Venerated inCatholic Church and Church of England
Canonized7 Feburary 1161, Rome by Pope Alexander III
Major shrineWestminster Abbey, London
Feast13 October
PatronageEngland, Monarchy of the United Kingdom

Edward spent many years in Normandy. The Anglo-Saxon nobles invited Edward back to England in 1041. He became part of the household of his half-brother Harthacnut. According to the Anglo-Saxon Chronicle both were sworn in as king together.

Following Cnut II's death on 8 June 1042, Edward ascended the throne. The Anglo-Saxon Chronicle indicates the popularity he enjoyed at his accession — "before he (Cnut II) was buried, all the people chose Edward as king in London". Edward was crowned at the cathedral of Winchester, the royal seat of the West Saxons on 3 April 1043.

The succession change

Edward's death left England without a clear-cut successor. Harold Godwinson had led successful raiding parties into Wales in 1063. He negotiated with his inherited rivals in Northumbria in 1065, and in January 1066, upon Edward's death, he was made King Harold II.

The Norman position was that William the Conqueror had been designated the heir, and that Harold had been publicly sent to him as emissary from Edward, to apprise him of Edward's decision. However, William's biographer, William of Poitiers, admitted that the old king had made a deathbed gift of the crown to Harold.[1] On Edward's death, Harold was approved by the Witenagemot which, under Anglo-Saxon law, held the ultimate authority to convey kingship.

Edward also made his great nephew Edgar Ætheling his heir. However, Edgar had no following among the earls: he had lived in Hungary, and was a boy of fifteen. This opened the way for Harold's coronation, and the invasions of two claimants to the throne, the unsuccessful invasion of Harald Hardrada in the north and the successful one of William of Normandy.
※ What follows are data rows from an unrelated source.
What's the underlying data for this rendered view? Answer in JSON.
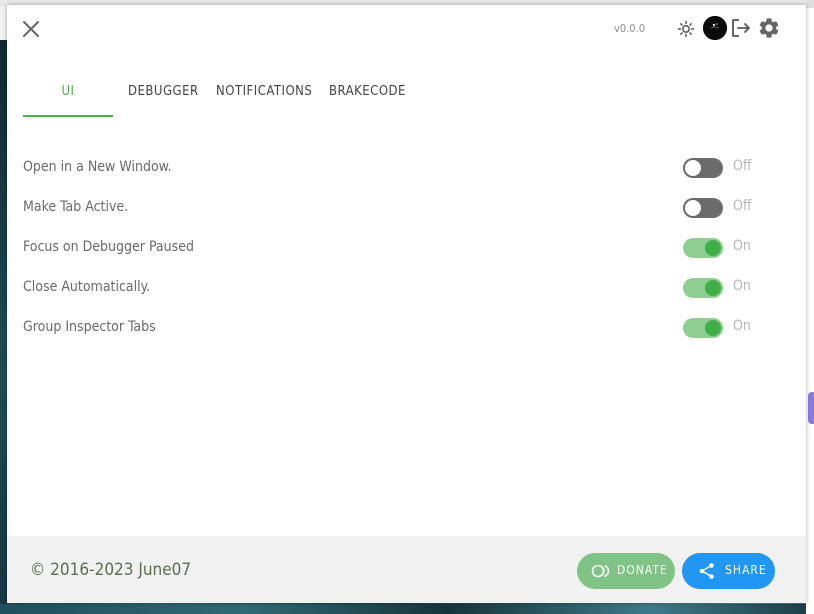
{
  "version": "v0.0.0",
  "tabs": [
    {
      "label": "UI",
      "active": true
    },
    {
      "label": "DEBUGGER",
      "active": false
    },
    {
      "label": "NOTIFICATIONS",
      "active": false
    },
    {
      "label": "BRAKECODE",
      "active": false
    }
  ],
  "settings": [
    {
      "label": "Open in a New Window.",
      "on": false,
      "state": "Off"
    },
    {
      "label": "Make Tab Active.",
      "on": false,
      "state": "Off"
    },
    {
      "label": "Focus on Debugger Paused",
      "on": true,
      "state": "On"
    },
    {
      "label": "Close Automatically.",
      "on": true,
      "state": "On"
    },
    {
      "label": "Group Inspector Tabs",
      "on": true,
      "state": "On"
    }
  ],
  "footer": {
    "copyright": "© 2016-2023 June07",
    "donate_label": "DONATE",
    "share_label": "SHARE"
  },
  "icons": {
    "close": "close-icon",
    "theme": "sun-icon",
    "avatar": "avatar",
    "logout": "logout-icon",
    "settings": "gear-icon",
    "donate": "donate-icon",
    "share": "share-icon"
  },
  "colors": {
    "accent": "#4caf50",
    "toggle_on_track": "#8fce93",
    "toggle_on_knob": "#3fae46",
    "toggle_off_track": "#6b6b6b",
    "donate_button": "#7fc485",
    "share_button": "#2196f3"
  }
}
Edward was canonized (made a saint) in 1161 by Pope Alexander III, and is commemorated on 13 October.

Related pages change

References change

  1. Barlow, Frank 1997. Edward the Confessor. Oxford: Oxford University Press. p252.

Other websites change